  6. Lim, J., Lim, C. J., Kim, S., Nam, G., Chang, M., Park, K., et al. (2018). Antiaging and antioxidant effects of topical autophagy activator: A randomized, placebo‐controlled, double‐blinded study. Journal of Cosmetic Dermatology, 18(1), 197–203.
  7. Murray, J. C., Burch, J. A., Streilein, R. D., Iannacchione, M. A., Hall, R. P., & Pinnell, S. R. (2008). A topical antioxidant solution containing vitamins C and E stabilized by ferulic acid provides protection for human skin against damage caused by ultraviolet irradiation. Journal of the American Academy of Dermatology, 59(3), 418–425.
  8. Papakonstantinou, E., Roth, M., & Karakiulakis, G. (2012). Hyaluronic acid: A key molecule in skin aging. Dermato-Endocrinology, 4(3), 253–258.
  9. Pavicic, T., Gauglitz, G. G., Lersch, P., Schwach-Abdellaoui, K., Malle, B., Korting, H. C., & Farwick, M. (2011). Efficacy of cream-based novel formulations of hyaluronic acid of different molecular weights in anti-wrinkle treatment. Journal of drugs in dermatology : JDD, 10(9), 990–1000.
  10. Purdy, S., & de Berker, D. (2011). Acne vulgaris. BMJ clinical evidence, 2011, 1714.
  11. Rodan, K., Fields, K., Majewski, G., & Falla, T. (2016). Skincare bootcamp. Plastic and Reconstructive Surgery – Global Open, 4, e1152.
  12. Shalita, A. R., Smith, J. G., Parish, L. C., Sofman, M. S., & Chalker, D. K. (1995). Topical nicotinamide compared with clindamycin gel in the treatment of inflammatory acne vulgaris. International Journal of Dermatology, 34(6), 434–437.

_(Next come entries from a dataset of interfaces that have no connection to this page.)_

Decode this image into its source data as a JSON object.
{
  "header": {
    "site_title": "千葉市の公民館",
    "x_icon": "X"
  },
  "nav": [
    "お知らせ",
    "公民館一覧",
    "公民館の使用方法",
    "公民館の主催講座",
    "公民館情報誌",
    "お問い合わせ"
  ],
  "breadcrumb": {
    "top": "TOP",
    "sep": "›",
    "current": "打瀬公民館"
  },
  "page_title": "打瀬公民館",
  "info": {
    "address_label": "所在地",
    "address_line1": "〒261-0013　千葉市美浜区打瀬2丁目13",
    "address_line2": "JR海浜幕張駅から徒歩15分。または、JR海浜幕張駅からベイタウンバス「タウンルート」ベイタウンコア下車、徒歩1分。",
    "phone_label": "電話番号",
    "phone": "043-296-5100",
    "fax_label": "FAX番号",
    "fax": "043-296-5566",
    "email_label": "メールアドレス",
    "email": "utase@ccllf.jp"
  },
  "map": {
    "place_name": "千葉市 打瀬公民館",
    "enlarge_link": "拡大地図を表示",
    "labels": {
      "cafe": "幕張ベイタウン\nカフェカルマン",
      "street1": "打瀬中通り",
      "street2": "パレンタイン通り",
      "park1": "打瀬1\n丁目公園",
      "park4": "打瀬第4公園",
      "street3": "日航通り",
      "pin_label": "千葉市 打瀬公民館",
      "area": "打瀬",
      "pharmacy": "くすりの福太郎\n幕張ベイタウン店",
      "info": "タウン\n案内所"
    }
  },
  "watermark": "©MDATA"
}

  13. Wohlrab, J., & Kreft, D. (2014). Niacinamide – mechanisms of action and its topical use in dermatology. Skin Pharmacology and Physiology, 27(6), 311–315.
  1. Draelos, Z. D., Matsubara, A., & Smiles, K. (2006). The effect of 2% niacinamide on facial sebum production. Journal of Cosmetic and Laser Therapy, 8(2), 96–101.
  2. Farris, P. K. (2006). Topical vitamin C: A useful agent for treating photoaging and other dermatologic conditions. Dermatologic Surgery, 31, 814–818.
  3. Levin, J., & Momin, S. B. (2010). How much do we really know about our favorite cosmeceutical ingredients?. The Journal of clinical and aesthetic dermatology, 3(2), 22–41.
  4. Papakonstantinou, E., Roth, M., & Karakiulakis, G. (2012). Hyaluronic acid: A key molecule in skin aging. Dermato-Endocrinology, 4(3), 253–258.
  5. Pavicic, T., Gauglitz, G. G., Lersch, P., Schwach-Abdellaoui, K., Malle, B., Korting, H. C., & Farwick, M. (2011). Efficacy of cream-based novel formulations of hyaluronic acid of different molecular weights in anti-wrinkle treatment. Journal of drugs in dermatology : JDD, 10(9), 990–1000.
  6. Shalita, A. R., Smith, J. G., Parish, L. C., Sofman, M. S., & Chalker, D. K. (1995). Topical nicotinamide compared with clindamycin gel in the treatment of inflammatory acne vulgaris. International Journal of Dermatology, 34(6), 434–437.